The problem:
Only the words of the entries are wanted, repeated exactly and without images.

(Stored records)
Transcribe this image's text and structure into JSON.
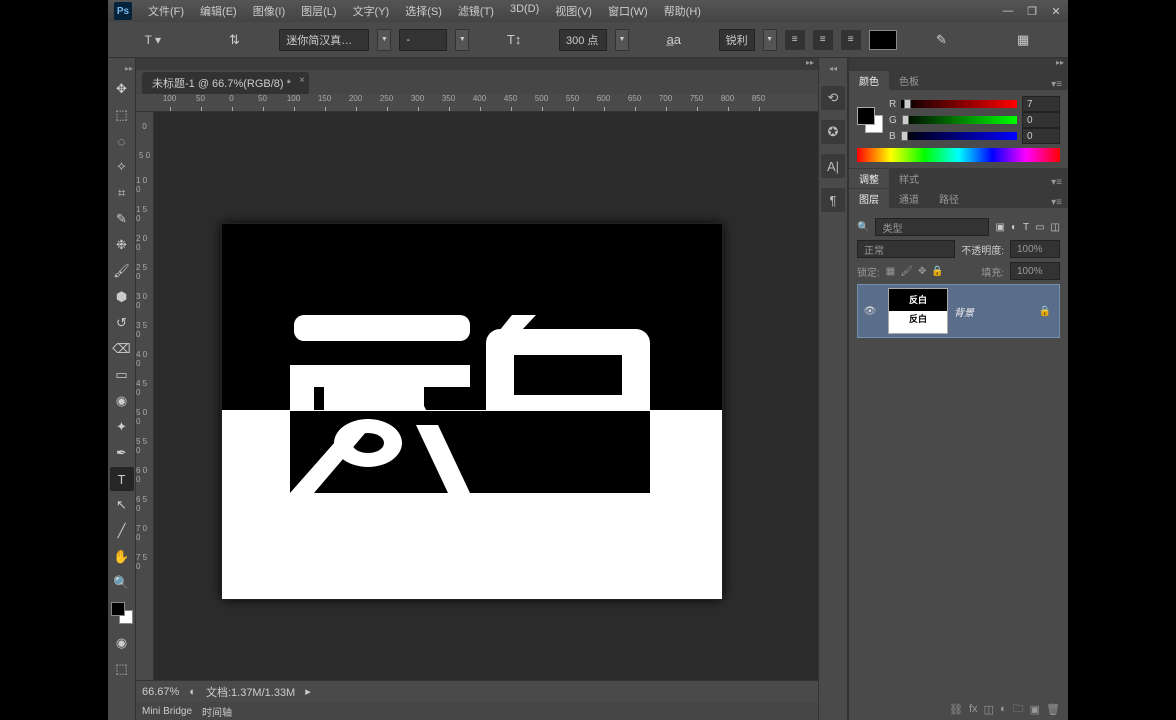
{
  "titlebar": {
    "app_abbrev": "Ps",
    "menus": [
      "文件(F)",
      "编辑(E)",
      "图像(I)",
      "图层(L)",
      "文字(Y)",
      "选择(S)",
      "滤镜(T)",
      "3D(D)",
      "视图(V)",
      "窗口(W)",
      "帮助(H)"
    ]
  },
  "options": {
    "font_family": "迷你简汉真…",
    "font_style": "-",
    "font_size": "300 点",
    "antialias": "锐利"
  },
  "document": {
    "tab_title": "未标题-1 @ 66.7%(RGB/8) *",
    "zoom": "66.67%",
    "doc_info": "文档:1.37M/1.33M"
  },
  "ruler_h": [
    "100",
    "50",
    "0",
    "50",
    "100",
    "150",
    "200",
    "250",
    "300",
    "350",
    "400",
    "450",
    "500",
    "550",
    "600",
    "650",
    "700",
    "750",
    "800",
    "850"
  ],
  "ruler_v": [
    "0",
    "5 0",
    "1 0 0",
    "1 5 0",
    "2 0 0",
    "2 5 0",
    "3 0 0",
    "3 5 0",
    "4 0 0",
    "4 5 0",
    "5 0 0",
    "5 5 0",
    "6 0 0",
    "6 5 0",
    "7 0 0",
    "7 5 0"
  ],
  "bottom_tabs": [
    "Mini Bridge",
    "时间轴"
  ],
  "panels": {
    "color_tab": "颜色",
    "swatches_tab": "色板",
    "r_label": "R",
    "g_label": "G",
    "b_label": "B",
    "r_val": "7",
    "g_val": "0",
    "b_val": "0",
    "adjust_tab": "调整",
    "styles_tab": "样式",
    "layers_tab": "图层",
    "channels_tab": "通道",
    "paths_tab": "路径",
    "filter_label": "类型",
    "blend_mode": "正常",
    "opacity_label": "不透明度:",
    "opacity_value": "100%",
    "lock_label": "锁定:",
    "fill_label": "填充:",
    "fill_value": "100%",
    "layer0_name": "背景"
  }
}
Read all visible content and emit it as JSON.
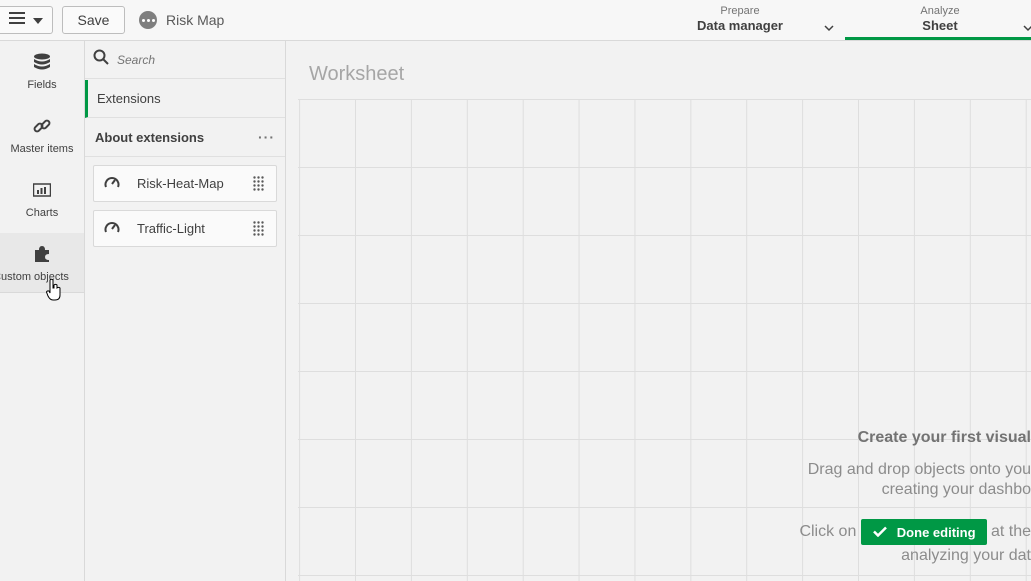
{
  "toolbar": {
    "save_label": "Save",
    "app_name": "Risk Map"
  },
  "nav": {
    "prepare": {
      "small": "Prepare",
      "big": "Data manager"
    },
    "analyze": {
      "small": "Analyze",
      "big": "Sheet"
    }
  },
  "rail": {
    "items": [
      {
        "label": "Fields",
        "icon": "database-icon"
      },
      {
        "label": "Master items",
        "icon": "link-icon"
      },
      {
        "label": "Charts",
        "icon": "bar-chart-icon"
      },
      {
        "label": "Custom objects",
        "icon": "puzzle-icon"
      }
    ]
  },
  "panel": {
    "search_placeholder": "Search",
    "tab_label": "Extensions",
    "section_title": "About extensions",
    "section_menu": "···",
    "extensions": [
      {
        "name": "Risk-Heat-Map",
        "icon": "gauge-icon"
      },
      {
        "name": "Traffic-Light",
        "icon": "gauge-icon"
      }
    ]
  },
  "canvas": {
    "sheet_title": "Worksheet",
    "hint_title": "Create your first visual",
    "hint_line1": "Drag and drop objects onto you",
    "hint_line2": "creating your dashbo",
    "hint_click": "Click on",
    "done_editing": "Done editing",
    "hint_at": "at the",
    "hint_line4": "analyzing your dat"
  },
  "colors": {
    "accent": "#009845",
    "background": "#f2f2f2",
    "gridline": "#dedede"
  }
}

Task result:
Transcribe this image's text and structure into JSON.
{
  "titlebar": {
    "app_abbrev": "Ps",
    "menus": [
      "文件(F)",
      "编辑(E)",
      "图像(I)",
      "图层(L)",
      "文字(Y)",
      "选择(S)",
      "滤镜(T)",
      "3D(D)",
      "视图(V)",
      "窗口(W)",
      "帮助(H)"
    ]
  },
  "options": {
    "font_family": "迷你简汉真…",
    "font_style": "-",
    "font_size": "300 点",
    "antialias": "锐利"
  },
  "document": {
    "tab_title": "未标题-1 @ 66.7%(RGB/8) *",
    "zoom": "66.67%",
    "doc_info": "文档:1.37M/1.33M"
  },
  "ruler_h": [
    "100",
    "50",
    "0",
    "50",
    "100",
    "150",
    "200",
    "250",
    "300",
    "350",
    "400",
    "450",
    "500",
    "550",
    "600",
    "650",
    "700",
    "750",
    "800",
    "850"
  ],
  "ruler_v": [
    "0",
    "5 0",
    "1 0 0",
    "1 5 0",
    "2 0 0",
    "2 5 0",
    "3 0 0",
    "3 5 0",
    "4 0 0",
    "4 5 0",
    "5 0 0",
    "5 5 0",
    "6 0 0",
    "6 5 0",
    "7 0 0",
    "7 5 0"
  ],
  "bottom_tabs": [
    "Mini Bridge",
    "时间轴"
  ],
  "panels": {
    "color_tab": "颜色",
    "swatches_tab": "色板",
    "r_label": "R",
    "g_label": "G",
    "b_label": "B",
    "r_val": "7",
    "g_val": "0",
    "b_val": "0",
    "adjust_tab": "调整",
    "styles_tab": "样式",
    "layers_tab": "图层",
    "channels_tab": "通道",
    "paths_tab": "路径",
    "filter_label": "类型",
    "blend_mode": "正常",
    "opacity_label": "不透明度:",
    "opacity_value": "100%",
    "lock_label": "锁定:",
    "fill_label": "填充:",
    "fill_value": "100%",
    "layer0_name": "背景"
  }
}
Read all visible content and emit it as JSON.
{
  "toolbar": {
    "save_label": "Save",
    "app_name": "Risk Map"
  },
  "nav": {
    "prepare": {
      "small": "Prepare",
      "big": "Data manager"
    },
    "analyze": {
      "small": "Analyze",
      "big": "Sheet"
    }
  },
  "rail": {
    "items": [
      {
        "label": "Fields",
        "icon": "database-icon"
      },
      {
        "label": "Master items",
        "icon": "link-icon"
      },
      {
        "label": "Charts",
        "icon": "bar-chart-icon"
      },
      {
        "label": "Custom objects",
        "icon": "puzzle-icon"
      }
    ]
  },
  "panel": {
    "search_placeholder": "Search",
    "tab_label": "Extensions",
    "section_title": "About extensions",
    "section_menu": "···",
    "extensions": [
      {
        "name": "Risk-Heat-Map",
        "icon": "gauge-icon"
      },
      {
        "name": "Traffic-Light",
        "icon": "gauge-icon"
      }
    ]
  },
  "canvas": {
    "sheet_title": "Worksheet",
    "hint_title": "Create your first visual",
    "hint_line1": "Drag and drop objects onto you",
    "hint_line2": "creating your dashbo",
    "hint_click": "Click on",
    "done_editing": "Done editing",
    "hint_at": "at the",
    "hint_line4": "analyzing your dat"
  },
  "colors": {
    "accent": "#009845",
    "background": "#f2f2f2",
    "gridline": "#dedede"
  }
}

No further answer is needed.